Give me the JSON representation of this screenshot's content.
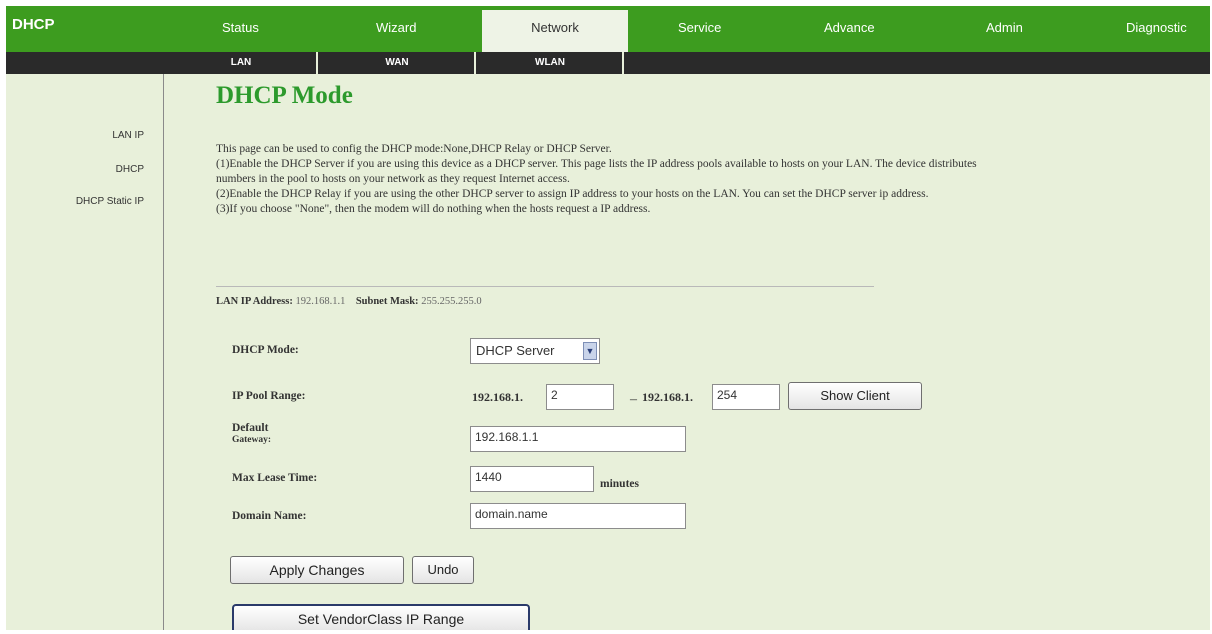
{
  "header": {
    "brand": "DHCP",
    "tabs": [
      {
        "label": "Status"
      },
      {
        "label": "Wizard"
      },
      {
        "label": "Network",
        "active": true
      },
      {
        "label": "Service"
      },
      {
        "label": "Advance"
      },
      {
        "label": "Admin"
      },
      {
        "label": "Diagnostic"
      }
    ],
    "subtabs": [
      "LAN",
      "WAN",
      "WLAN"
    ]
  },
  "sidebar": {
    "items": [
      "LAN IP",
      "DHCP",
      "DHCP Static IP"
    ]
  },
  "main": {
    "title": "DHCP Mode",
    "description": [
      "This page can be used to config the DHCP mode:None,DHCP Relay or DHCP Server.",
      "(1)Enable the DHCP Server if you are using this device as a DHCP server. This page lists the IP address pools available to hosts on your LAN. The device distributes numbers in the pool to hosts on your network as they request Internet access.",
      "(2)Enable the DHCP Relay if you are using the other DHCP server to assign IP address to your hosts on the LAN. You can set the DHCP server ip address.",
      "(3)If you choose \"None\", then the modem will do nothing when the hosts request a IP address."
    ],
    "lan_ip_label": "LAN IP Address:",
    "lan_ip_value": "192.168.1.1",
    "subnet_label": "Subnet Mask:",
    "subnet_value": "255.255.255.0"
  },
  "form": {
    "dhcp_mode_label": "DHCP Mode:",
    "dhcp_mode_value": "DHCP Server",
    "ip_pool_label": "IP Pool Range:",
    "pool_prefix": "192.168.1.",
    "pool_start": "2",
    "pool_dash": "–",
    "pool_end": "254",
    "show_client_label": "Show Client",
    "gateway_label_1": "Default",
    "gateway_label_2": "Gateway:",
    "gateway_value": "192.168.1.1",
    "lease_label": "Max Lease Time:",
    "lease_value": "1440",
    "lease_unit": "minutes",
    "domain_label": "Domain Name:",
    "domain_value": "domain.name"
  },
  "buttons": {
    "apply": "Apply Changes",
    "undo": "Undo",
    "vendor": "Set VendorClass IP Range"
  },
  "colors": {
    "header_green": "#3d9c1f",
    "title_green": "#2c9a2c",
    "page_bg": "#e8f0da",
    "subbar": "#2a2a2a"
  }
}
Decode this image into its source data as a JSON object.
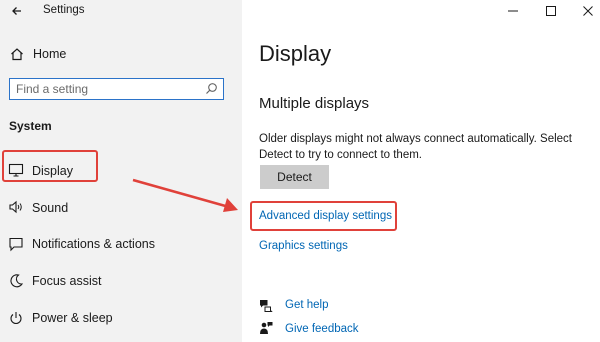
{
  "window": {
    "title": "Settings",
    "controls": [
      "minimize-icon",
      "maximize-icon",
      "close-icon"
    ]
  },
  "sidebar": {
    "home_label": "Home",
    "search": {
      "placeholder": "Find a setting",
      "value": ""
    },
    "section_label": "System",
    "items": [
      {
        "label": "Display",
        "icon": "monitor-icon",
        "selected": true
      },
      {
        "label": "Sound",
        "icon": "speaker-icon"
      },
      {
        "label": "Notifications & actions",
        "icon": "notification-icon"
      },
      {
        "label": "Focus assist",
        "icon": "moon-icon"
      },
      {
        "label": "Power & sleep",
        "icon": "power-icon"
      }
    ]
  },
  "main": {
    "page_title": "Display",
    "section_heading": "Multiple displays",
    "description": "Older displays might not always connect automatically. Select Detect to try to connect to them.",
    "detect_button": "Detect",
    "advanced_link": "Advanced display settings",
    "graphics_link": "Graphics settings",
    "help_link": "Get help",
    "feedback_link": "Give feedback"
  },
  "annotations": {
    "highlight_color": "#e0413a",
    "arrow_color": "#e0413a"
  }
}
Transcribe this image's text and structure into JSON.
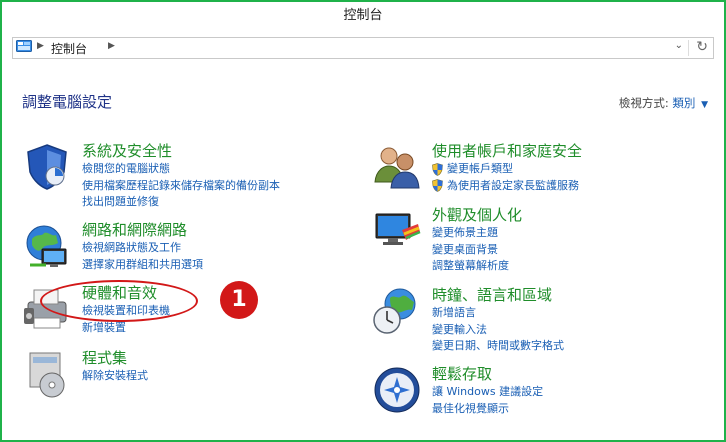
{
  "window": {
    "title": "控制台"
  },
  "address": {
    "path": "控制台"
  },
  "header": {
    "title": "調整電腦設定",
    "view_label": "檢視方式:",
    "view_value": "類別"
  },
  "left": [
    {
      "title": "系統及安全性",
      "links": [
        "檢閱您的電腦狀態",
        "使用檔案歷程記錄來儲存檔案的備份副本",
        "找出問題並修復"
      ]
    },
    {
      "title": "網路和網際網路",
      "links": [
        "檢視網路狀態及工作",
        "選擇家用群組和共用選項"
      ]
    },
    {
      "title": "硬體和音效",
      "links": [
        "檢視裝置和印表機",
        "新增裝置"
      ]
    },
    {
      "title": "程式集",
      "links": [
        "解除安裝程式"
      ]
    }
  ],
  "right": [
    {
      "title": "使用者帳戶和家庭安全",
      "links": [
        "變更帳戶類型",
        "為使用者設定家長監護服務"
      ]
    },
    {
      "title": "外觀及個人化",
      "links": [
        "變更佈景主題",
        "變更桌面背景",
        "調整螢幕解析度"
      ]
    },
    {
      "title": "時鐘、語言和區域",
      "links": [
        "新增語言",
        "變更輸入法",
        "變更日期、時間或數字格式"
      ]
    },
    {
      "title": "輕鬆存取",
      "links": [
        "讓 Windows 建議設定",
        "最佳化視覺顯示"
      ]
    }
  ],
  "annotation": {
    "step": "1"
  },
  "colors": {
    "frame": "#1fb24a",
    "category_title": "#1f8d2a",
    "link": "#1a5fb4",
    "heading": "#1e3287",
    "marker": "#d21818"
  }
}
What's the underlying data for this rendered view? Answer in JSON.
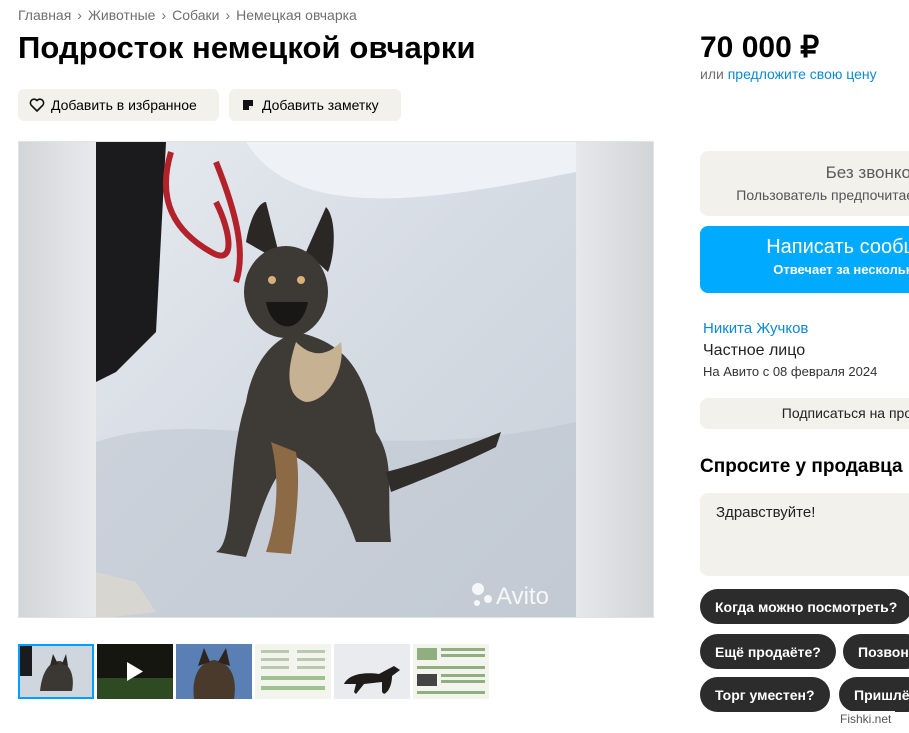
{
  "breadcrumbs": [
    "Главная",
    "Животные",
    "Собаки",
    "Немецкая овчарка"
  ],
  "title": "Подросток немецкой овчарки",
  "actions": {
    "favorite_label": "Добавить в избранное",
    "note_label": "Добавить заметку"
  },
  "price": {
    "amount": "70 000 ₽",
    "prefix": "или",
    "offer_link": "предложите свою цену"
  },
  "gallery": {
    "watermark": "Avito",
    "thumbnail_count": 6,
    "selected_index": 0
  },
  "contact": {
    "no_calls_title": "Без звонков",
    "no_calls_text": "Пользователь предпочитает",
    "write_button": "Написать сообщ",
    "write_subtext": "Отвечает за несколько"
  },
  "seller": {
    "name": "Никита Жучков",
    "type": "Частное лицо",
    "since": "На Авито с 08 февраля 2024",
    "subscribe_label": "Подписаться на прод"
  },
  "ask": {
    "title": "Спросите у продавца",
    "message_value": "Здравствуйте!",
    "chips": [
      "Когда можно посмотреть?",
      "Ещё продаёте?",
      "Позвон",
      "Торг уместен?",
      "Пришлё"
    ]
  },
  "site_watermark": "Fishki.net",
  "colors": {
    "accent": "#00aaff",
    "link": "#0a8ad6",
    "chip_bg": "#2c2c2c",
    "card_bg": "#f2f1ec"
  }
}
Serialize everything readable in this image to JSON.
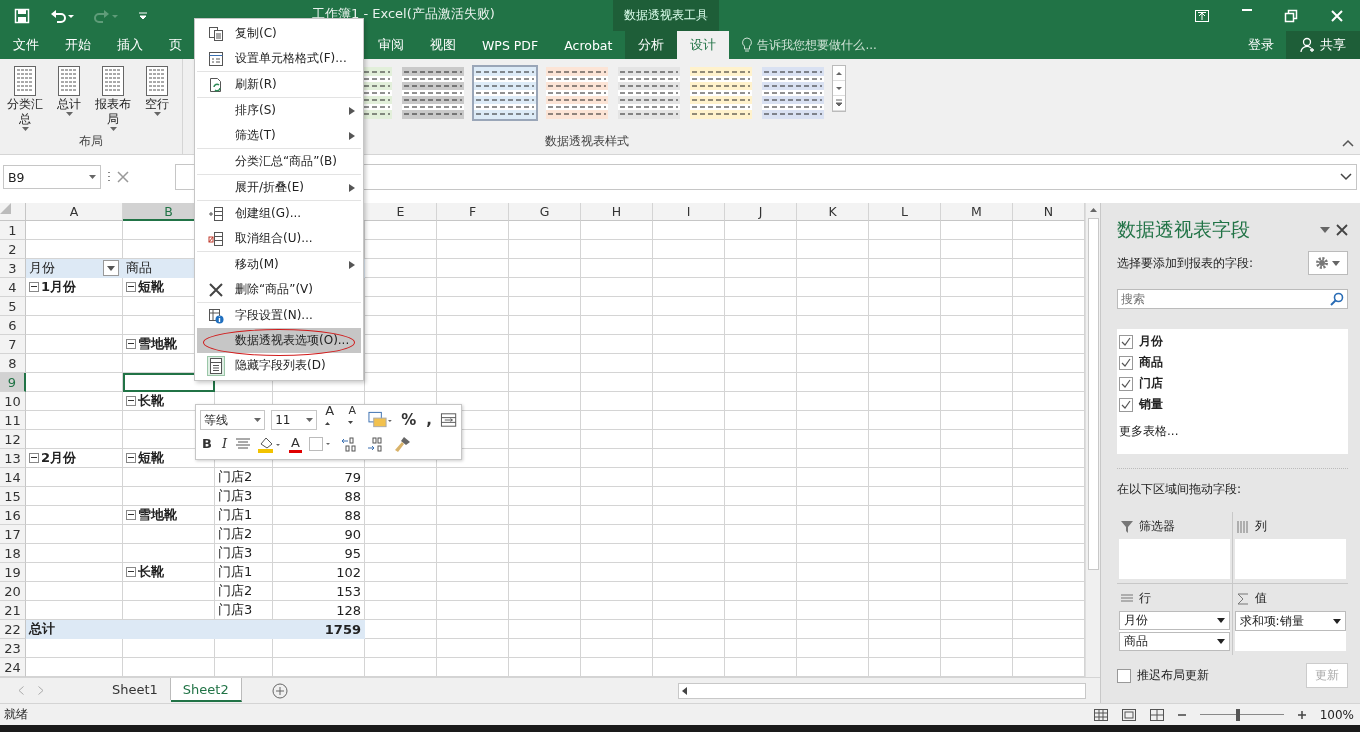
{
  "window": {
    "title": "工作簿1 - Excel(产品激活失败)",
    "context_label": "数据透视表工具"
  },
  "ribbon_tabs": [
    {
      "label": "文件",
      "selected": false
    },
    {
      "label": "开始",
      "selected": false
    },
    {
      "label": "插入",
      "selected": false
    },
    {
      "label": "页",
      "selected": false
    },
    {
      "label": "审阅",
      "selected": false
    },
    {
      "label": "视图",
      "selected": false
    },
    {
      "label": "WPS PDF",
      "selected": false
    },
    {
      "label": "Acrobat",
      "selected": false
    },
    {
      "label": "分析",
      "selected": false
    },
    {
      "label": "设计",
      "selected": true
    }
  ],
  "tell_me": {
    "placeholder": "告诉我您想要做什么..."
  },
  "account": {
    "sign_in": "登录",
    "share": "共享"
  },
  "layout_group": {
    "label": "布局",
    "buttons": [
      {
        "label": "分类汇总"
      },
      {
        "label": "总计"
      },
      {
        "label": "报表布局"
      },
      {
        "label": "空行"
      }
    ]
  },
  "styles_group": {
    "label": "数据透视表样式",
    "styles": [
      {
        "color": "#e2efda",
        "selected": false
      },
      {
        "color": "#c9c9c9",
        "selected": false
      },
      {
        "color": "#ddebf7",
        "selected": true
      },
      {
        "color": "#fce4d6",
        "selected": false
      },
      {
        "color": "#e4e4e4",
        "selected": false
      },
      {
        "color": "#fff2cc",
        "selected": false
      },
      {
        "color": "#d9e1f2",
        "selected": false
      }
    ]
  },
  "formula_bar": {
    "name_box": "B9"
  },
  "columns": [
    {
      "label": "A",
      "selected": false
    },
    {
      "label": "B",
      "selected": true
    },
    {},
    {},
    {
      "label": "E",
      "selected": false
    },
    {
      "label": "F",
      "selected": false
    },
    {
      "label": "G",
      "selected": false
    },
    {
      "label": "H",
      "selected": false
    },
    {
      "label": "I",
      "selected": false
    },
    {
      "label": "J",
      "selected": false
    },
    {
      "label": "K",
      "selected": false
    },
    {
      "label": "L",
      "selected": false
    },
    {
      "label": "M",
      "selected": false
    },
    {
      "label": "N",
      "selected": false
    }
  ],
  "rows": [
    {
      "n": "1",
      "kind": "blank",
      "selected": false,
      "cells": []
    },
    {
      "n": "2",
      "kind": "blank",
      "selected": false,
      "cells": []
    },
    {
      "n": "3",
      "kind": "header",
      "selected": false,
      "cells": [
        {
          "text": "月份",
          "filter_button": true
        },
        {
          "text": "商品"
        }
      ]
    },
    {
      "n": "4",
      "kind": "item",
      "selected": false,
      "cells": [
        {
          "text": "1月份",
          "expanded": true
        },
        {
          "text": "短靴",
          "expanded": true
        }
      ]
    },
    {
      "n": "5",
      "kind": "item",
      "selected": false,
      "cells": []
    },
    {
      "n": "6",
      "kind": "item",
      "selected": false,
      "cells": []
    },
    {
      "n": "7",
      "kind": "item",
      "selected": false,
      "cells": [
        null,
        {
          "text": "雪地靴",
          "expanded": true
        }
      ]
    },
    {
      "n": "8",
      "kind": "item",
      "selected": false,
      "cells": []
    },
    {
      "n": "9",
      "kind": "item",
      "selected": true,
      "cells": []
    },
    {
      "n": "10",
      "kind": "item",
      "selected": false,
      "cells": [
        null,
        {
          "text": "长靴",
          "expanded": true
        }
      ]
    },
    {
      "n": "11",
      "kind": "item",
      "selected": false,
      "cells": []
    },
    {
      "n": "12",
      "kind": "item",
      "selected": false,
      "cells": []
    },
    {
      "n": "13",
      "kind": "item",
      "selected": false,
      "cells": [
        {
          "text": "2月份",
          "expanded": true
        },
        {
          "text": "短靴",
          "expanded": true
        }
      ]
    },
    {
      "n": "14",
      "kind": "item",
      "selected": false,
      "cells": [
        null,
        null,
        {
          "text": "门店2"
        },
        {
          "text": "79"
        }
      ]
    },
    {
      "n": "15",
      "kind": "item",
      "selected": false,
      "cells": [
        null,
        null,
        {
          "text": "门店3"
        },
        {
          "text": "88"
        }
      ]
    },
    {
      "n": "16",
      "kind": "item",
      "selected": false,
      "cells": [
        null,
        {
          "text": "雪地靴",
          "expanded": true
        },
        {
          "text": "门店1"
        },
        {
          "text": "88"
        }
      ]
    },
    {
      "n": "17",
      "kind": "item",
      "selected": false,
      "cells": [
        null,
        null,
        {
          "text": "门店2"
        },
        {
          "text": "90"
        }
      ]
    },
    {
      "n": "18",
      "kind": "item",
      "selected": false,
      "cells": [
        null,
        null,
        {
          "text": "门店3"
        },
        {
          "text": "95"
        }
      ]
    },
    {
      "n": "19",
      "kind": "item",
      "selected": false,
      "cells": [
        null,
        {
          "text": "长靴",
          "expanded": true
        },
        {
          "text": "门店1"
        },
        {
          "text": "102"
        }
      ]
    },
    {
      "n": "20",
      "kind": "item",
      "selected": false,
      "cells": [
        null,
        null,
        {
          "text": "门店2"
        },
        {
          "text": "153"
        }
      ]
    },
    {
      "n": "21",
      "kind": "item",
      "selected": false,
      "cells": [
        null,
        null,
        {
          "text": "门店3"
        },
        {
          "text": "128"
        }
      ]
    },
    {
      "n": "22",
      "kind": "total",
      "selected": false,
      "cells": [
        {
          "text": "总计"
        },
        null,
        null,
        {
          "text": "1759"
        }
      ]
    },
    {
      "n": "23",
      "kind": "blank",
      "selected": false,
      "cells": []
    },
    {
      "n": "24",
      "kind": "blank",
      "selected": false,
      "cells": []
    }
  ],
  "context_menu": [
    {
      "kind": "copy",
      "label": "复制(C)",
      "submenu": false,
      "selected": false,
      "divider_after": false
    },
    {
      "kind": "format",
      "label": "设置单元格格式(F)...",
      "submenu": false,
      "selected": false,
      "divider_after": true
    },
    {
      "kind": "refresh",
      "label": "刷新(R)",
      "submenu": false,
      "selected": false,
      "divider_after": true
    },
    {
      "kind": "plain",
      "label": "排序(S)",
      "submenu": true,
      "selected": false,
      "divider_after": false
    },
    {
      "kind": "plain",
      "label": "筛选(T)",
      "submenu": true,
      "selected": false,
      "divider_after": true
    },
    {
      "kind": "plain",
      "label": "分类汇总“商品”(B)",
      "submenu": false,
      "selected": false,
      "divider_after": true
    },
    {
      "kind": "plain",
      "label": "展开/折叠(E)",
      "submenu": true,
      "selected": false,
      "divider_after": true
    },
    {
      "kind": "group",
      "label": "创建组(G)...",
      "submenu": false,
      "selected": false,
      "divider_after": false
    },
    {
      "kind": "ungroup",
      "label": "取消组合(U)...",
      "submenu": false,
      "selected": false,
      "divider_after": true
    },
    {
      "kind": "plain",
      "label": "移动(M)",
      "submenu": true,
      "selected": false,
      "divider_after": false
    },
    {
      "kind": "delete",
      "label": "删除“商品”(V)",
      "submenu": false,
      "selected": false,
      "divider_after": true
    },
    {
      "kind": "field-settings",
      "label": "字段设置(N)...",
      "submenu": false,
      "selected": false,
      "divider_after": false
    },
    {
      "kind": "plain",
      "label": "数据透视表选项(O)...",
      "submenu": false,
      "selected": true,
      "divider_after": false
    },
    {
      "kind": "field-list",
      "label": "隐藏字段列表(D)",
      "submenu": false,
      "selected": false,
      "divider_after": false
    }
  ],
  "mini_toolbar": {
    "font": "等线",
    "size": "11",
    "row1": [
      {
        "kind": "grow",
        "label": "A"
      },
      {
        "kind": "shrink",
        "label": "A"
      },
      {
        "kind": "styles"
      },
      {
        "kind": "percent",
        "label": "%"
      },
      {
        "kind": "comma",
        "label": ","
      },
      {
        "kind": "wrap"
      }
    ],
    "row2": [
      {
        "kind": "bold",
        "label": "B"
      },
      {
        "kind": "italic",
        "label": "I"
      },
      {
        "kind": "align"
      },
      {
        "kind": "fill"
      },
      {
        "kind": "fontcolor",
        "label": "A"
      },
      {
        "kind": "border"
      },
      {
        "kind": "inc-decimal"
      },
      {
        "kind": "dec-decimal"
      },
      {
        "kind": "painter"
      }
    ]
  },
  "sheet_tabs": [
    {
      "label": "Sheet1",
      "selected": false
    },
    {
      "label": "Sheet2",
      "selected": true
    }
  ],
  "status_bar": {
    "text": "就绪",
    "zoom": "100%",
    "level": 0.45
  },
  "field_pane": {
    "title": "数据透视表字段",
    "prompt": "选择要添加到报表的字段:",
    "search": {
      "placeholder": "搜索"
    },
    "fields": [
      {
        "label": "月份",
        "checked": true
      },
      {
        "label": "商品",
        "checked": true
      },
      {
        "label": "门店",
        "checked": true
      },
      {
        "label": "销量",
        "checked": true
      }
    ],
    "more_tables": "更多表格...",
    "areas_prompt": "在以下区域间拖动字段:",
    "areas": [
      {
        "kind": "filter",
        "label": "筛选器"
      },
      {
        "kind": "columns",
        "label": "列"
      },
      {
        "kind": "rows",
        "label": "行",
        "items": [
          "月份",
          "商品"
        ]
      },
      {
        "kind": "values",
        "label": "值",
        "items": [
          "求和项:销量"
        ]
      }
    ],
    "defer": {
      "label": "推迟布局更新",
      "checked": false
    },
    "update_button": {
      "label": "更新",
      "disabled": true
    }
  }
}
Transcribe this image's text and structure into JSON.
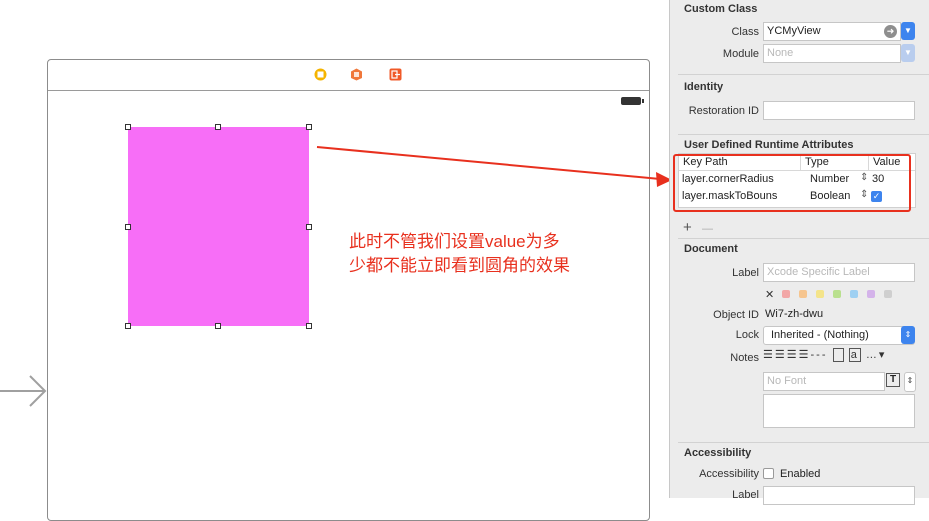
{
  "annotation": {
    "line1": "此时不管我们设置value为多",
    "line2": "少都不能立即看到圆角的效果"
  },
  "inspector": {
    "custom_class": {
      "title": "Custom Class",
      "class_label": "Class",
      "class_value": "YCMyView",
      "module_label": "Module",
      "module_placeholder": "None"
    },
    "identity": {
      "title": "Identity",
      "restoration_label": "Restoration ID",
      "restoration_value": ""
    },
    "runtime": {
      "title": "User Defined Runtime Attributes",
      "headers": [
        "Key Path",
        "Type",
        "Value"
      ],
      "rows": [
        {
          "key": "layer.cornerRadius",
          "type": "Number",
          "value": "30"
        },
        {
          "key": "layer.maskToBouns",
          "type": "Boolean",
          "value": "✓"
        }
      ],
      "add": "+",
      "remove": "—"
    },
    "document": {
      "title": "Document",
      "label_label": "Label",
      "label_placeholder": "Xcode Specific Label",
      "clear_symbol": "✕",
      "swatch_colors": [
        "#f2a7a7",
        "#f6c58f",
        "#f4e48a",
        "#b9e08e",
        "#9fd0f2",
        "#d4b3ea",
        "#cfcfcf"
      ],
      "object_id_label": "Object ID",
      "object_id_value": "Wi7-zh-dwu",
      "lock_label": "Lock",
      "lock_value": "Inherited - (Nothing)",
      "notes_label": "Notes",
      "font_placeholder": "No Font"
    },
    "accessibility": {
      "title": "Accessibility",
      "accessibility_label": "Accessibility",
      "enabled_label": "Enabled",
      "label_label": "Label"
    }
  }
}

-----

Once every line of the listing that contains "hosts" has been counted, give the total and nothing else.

• **Answer for the task**:
3